Competing in China is the only option for multinationals that want to build or preserve their global position.
Since Huawei Technologies Co. Ltd., the Chinese network equipment maker, bid for a minority stake in Massachusetts-based networking equipment producer 3Com Corp. in September 2007, the deal has encountered resistance from U.S. regulators concerned about foreign access to intrusion protection technology supplied by 3Com to the Pentagon and other organizations. Huawei recently withdrew its merger application, and both companies say they are reviewing their options. Meanwhile, it’s worth stepping back and asking a broader business question: How did Huawei get here? The trajectory of one of China’s leading technology companies is a story in its own right — and one that points to the emergence of China’s middle market as the staging ground for a new set of global competitors.
Historically, multinationals zeroed in on China’s premium market, where global competitors could earn decent margins. But the playing field over the last few years has changed rapidly. Multinationals sticking with a premium-only strategy are increasingly under attack from emerging Chinese champions with compelling “good-enough” offerings — good-enough products at prices low enough to attract China’s fast growing enterprise customers and midlevel consumers.
Indeed, China’s middle market today is growing faster than the premium and low-end segments combined. A full 80% of all televisions and washing machines sold in China, for instance, are good-enough brands.
Huawei has used this trend to its advantage, rising from the low end of the market for telecom network equipment to become one of the top global players. Established in 1988, Huawei has consistently invested 10% of its sales in research and development. It developed its own products to penetrate new segments in China and forged technical alliances to further broaden its product mix. With government support, Huawei helped consolidate the domestic market, gaining massive scale in the process.
The company now controls 14% of the local market for telecom networks.
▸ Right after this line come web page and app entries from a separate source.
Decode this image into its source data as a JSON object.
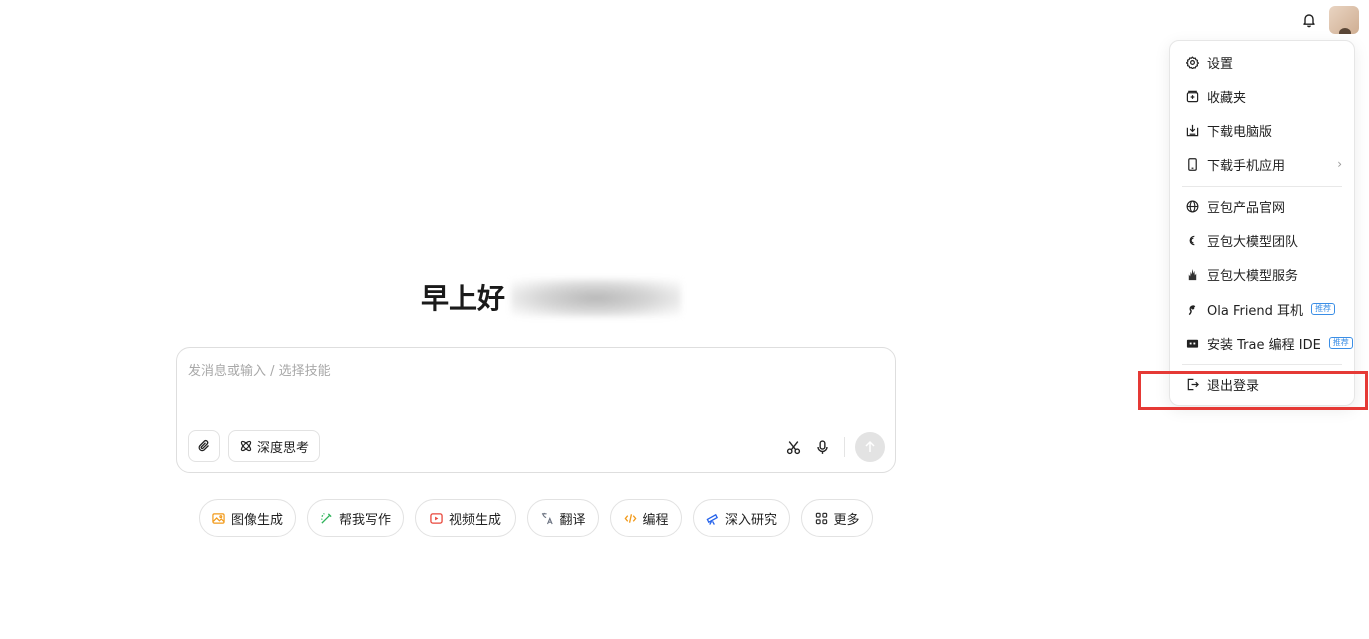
{
  "header": {
    "bell_icon": "bell-icon",
    "avatar_icon": "avatar"
  },
  "menu": {
    "items": [
      {
        "label": "设置",
        "icon": "gear-icon"
      },
      {
        "label": "收藏夹",
        "icon": "bookmark-icon"
      },
      {
        "label": "下载电脑版",
        "icon": "download-desktop-icon"
      },
      {
        "label": "下载手机应用",
        "icon": "phone-icon"
      },
      {
        "label": "豆包产品官网",
        "icon": "globe-icon"
      },
      {
        "label": "豆包大模型团队",
        "icon": "team-icon"
      },
      {
        "label": "豆包大模型服务",
        "icon": "service-icon"
      },
      {
        "label": "Ola Friend 耳机",
        "icon": "earphone-icon",
        "tag": "推荐"
      },
      {
        "label": "安装 Trae 编程 IDE",
        "icon": "trae-icon",
        "tag": "推荐"
      },
      {
        "label": "退出登录",
        "icon": "logout-icon"
      }
    ]
  },
  "greeting": {
    "text": "早上好"
  },
  "composer": {
    "placeholder": "发消息或输入 / 选择技能",
    "deep_think_label": "深度思考"
  },
  "skills": [
    {
      "label": "图像生成",
      "icon": "image-gen-icon",
      "color": "#f29a1a"
    },
    {
      "label": "帮我写作",
      "icon": "pen-icon",
      "color": "#2fb35a"
    },
    {
      "label": "视频生成",
      "icon": "video-icon",
      "color": "#e8473b"
    },
    {
      "label": "翻译",
      "icon": "translate-icon",
      "color": "#6b7280"
    },
    {
      "label": "编程",
      "icon": "code-icon",
      "color": "#f29a1a"
    },
    {
      "label": "深入研究",
      "icon": "telescope-icon",
      "color": "#2563eb"
    },
    {
      "label": "更多",
      "icon": "grid-icon",
      "color": "#333333"
    }
  ]
}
Firmly established at home, Huawei has built its brand and reputation with global customers by pursuing top tier customer contracts, establishing 12 R&D centers around the world, developing next-generation technologies and partnering with global brands including 3Com. It consistently has taken advantage of its low-cost China-based R&D and engineering resources by leveraging its ability to outsource some of its manufacturing processes to other players in China.
A little more than a decade ago, Huawei was simply a regional company in a local market that few multinationals had considered important.